Peace moves bring guarded optimism
The flurry of peace talks these past few weeks between Israel, Syria, Hamas, Hizbollah and Lebanon, and the ceasefire that came into operation yesterday between Israel and Hamas in the Gaza Strip are all reasons for guarded optimism.
Palestinians in Gaza have been living under an Israeli blockade since April 2007, with no residents allowed to leave and only essential goods allowed in. Prices have rocketed for cooking oil, sugar and rice, while shortages of petrol, spare parts for computers, electrical goods and children’s shoes have caused much hardship among the Palestinians.
Cynics are saying that the truce was only agreed because both sides are bargaining from a position of weakness. Hamas because its popularity plunged after the Israeli blockade made daily life in Gaza a living hell, and Israel because of the corruption allegations that Prime Minister Ehud Olmert faces. This is also why residents on both sides feel that the ceasefire is precarious and unlikely to last much longer than a month.

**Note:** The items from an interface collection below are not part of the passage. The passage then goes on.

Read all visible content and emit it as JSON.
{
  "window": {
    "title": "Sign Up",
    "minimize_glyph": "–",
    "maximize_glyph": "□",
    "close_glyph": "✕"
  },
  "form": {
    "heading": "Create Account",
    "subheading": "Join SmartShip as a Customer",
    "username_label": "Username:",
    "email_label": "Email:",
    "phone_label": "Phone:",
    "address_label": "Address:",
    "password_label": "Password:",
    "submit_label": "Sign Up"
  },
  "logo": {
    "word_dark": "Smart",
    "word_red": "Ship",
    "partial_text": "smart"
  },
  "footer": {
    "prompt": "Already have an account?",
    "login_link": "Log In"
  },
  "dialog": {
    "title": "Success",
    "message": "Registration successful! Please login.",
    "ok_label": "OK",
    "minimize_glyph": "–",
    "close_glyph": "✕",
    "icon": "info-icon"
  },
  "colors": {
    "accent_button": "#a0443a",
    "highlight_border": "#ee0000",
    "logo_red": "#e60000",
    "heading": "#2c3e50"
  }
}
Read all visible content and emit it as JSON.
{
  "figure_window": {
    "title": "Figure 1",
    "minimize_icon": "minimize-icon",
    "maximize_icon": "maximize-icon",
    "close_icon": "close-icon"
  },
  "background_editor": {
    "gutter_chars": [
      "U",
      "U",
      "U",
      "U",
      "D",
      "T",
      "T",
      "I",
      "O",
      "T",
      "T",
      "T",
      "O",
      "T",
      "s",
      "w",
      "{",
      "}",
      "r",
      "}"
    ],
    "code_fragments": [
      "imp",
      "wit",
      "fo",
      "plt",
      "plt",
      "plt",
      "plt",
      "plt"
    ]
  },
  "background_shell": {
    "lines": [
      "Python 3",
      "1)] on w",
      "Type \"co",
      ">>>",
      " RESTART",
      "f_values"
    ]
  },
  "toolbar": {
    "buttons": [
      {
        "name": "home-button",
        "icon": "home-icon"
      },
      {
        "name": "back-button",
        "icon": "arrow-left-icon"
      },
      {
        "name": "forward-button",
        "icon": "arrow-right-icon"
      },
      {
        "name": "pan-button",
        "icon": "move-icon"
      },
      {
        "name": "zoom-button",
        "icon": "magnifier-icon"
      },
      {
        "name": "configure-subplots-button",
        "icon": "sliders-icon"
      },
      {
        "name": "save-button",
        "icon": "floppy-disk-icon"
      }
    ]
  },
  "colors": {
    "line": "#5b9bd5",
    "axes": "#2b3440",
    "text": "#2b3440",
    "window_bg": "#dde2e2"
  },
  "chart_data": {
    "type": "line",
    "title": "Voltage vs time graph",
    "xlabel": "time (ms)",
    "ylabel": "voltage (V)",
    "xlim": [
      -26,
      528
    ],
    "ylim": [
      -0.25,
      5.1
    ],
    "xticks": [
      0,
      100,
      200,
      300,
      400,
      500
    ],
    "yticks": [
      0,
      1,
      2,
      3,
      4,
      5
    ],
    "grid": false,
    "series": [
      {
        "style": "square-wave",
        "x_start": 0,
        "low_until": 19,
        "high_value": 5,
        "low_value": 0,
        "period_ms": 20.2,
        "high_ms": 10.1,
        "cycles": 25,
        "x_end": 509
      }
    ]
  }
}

Yet there are other rays of hope in the Middle East, namely the negotiations taking place between Syria and Israel in Turkey. Two days of indirect talks have already been completed, and both sides have agreed to at least two more sessions. The main item on the agenda is the return to Syria of the Golan Heights, captured by Israel in 1967.
Admittedly, the Syrian and Israeli officials have yet to meet face to face – the Turks have been relaying messages back and forth between the delegations seated in separate rooms. But the French foreign minister, Bernard Kouchner, has confirmed that the Syrian president, Bashar Assad, will be seated at the same table in Paris next month as Ehud Olmert at a forum to launch a new Mediterranean Union.
On Wednesday, Israel offered to hold direct peace talks with Lebanon, saying that it was prepared to put all issues on the negotiating table, including the exchange of prisoners and the fate of the Shebaa Farms area that Israel currently occupies. Last week, the Lebanese insisted that Israel had to return its prisoners and provide maps showing the location of mines and cluster bombs left over from its 2006 invasion of southern Lebanon before they would consider sitting down for talks. The United Nations confirms that Israel has handed it maps showing the location of land mines, but has been less helpful in pinpointing where the cluster bombs might be.
Israel has also been talking to both Hizbollah and Hamas about arranging prisoner swaps. There is growing speculation that Hizbollah will soon hand over two Israeli soldiers that it is holding, and there is similar talk of Hamas handing over an Israeli soldier. In return, Israel would release several of the hundreds of Lebanese and Palestinians that it is holding in prison.
All of these developments are reason to hope that we are entering a new and less violent phase of history in the Middle East. Critics of US and Israeli peace efforts will say that both countries are making conciliatory noises merely to counter-balance and weaken Iran’s growing influence in the region. War-weary residents of the region are likely to care less about the motives if the result is peace, stability and justice.